DNA Deoxyribonucleic acid (; DNA) is a molecule A scanning tunneling microscopy image of pentacene molecules, which consist of linear chains of five carbon rings. A molecule is an electrically Electricity is the set of physical ...

DNA
from the rape kit and the report from the electronic ankle monitor he was wearing at the time, as he awaited trial for a non-violent burglary, but he falsely confessed to the Staker crimes after being interrogated by the police several days after taking two polygraph examinations at Reid & Associates. After his exoneration, Rivera filed a suit for false arrest and
malicious prosecution Malicious prosecution is a common law In law, common law (also known as judicial precedent or judge-made law, or case law Case law is the collection of past legal decisions written by courts and similar tribunal A tribunal, generally, is a ...
. The case was settled out of court with John E. Reid & Associates paying $2 million.

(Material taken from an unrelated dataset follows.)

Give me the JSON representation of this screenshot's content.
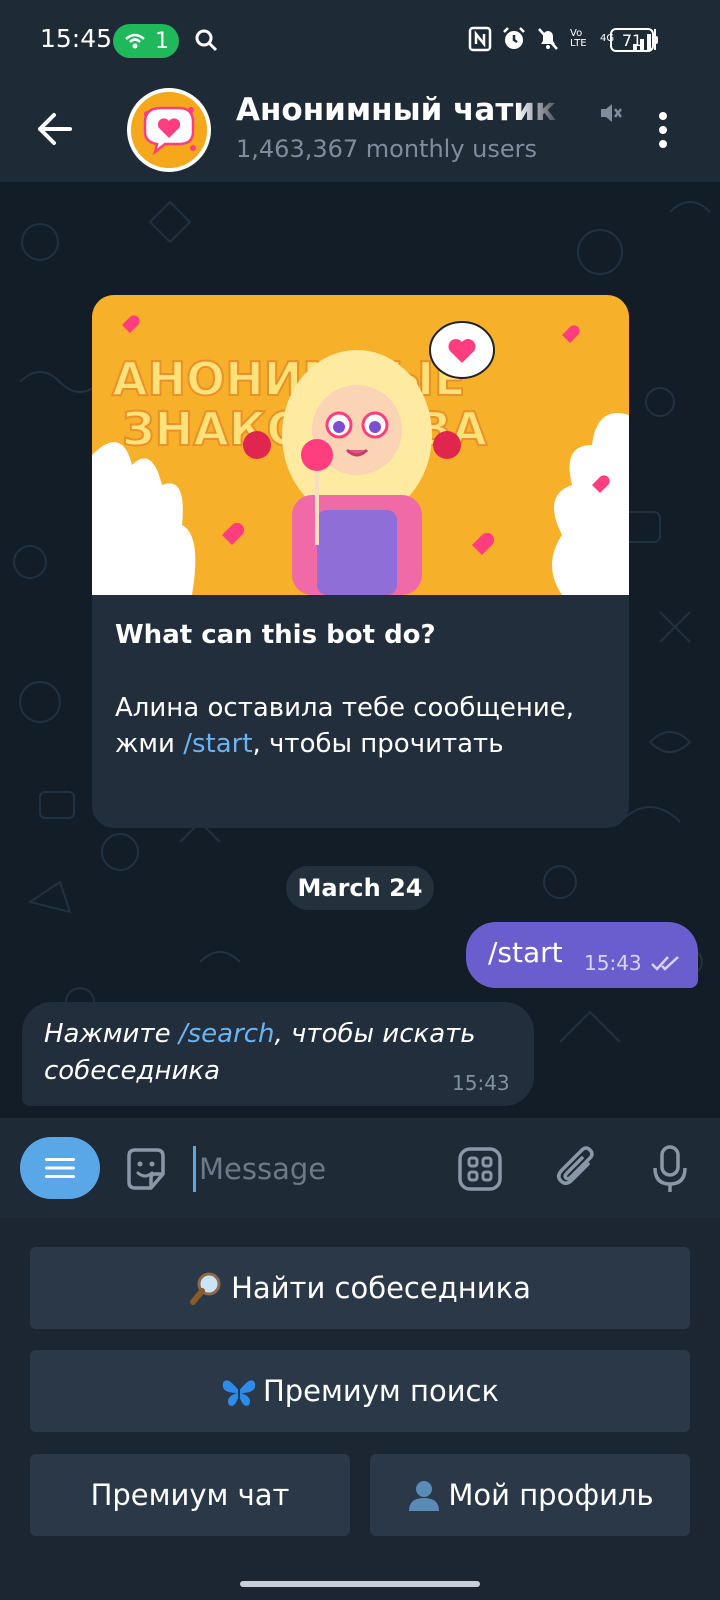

Alternative models

The
PEACE Peace is a concept of societal friendship and harmony in the absence of hostility Hostility is seen as form of emotionally charged aggressive behavior. In everyday speech it is more commonly used as a synonym A synonym is a word, morph ...
(Preparation and Planning, Engage and Explain, Account, Closure and Evaluate) model developed in Britain "encourages more of a dialogue between investigator and suspect". In 2015, the
Royal Canadian Mounted Police The Royal Canadian Mounted Police (RCMP; french: Gendarmerie royale du Canada; french: GRC, label=none), often known as the Mounties, are the federal and national police service of Canada, providing law enforcement at the federal level. The ...

Royal Canadian Mounted Police
adopted a new standard influenced by the PEACE model. Sergeant Darren Carr, who trains police with the new approach, described it as "less
Kojak ''Kojak'' was an American action ACTION is a bus operator in , Australia owned by the . History On 19 July 1926, the commenced operating public bus services between Eastlake (now ) in the south and in the north. The service was fi ...
and more
Dr. Phil Phillip Calvin McGraw (born September 1, 1950), better known as Dr. Phil, is an American Celebrity, television personality, author, and the Television presenter, host of the television show ''Dr. Phil (talk show), Dr. Phil''. He holds a doct ...

Dr. Phil
". This approach eschews the use of deceptive information to overwhelm suspects. It emphasizes information gathering over eliciting confessions and discourages investigators from presuming a suspect's guilt.


See also

*
Loaded question A loaded question is a form of complex question that contains a controversial assumption (e.g., a presumption of guilt A presumption of guilt is any presumption within the criminal justice system that a person is guilty of a crime, for exampl ...
*
Suggestive question A suggestive question is one that implies that a certain answer should be given in response, or falsely presents a presupposition in the question as accepted fact. Such a question distorts the memory thereby tricking the person into answering in a ...


References


Further reading

*


External links


"The Reid 9 Steps of Interrogation, in Brief"
with key points

by Julia Layton,
HowStuffWorks HowStuffWorks is an American commercial infotainment Infotainment (a portmanteau A portmanteau (, ) or portmanteau word (from "portmanteau (luggage) A portmanteau is a piece of luggage, usually made of leather and opening into two equal par ...
{{DEFAULTSORT:Reid technique Interrogation techniques Law enforcement in the United States Law enforcement in Canada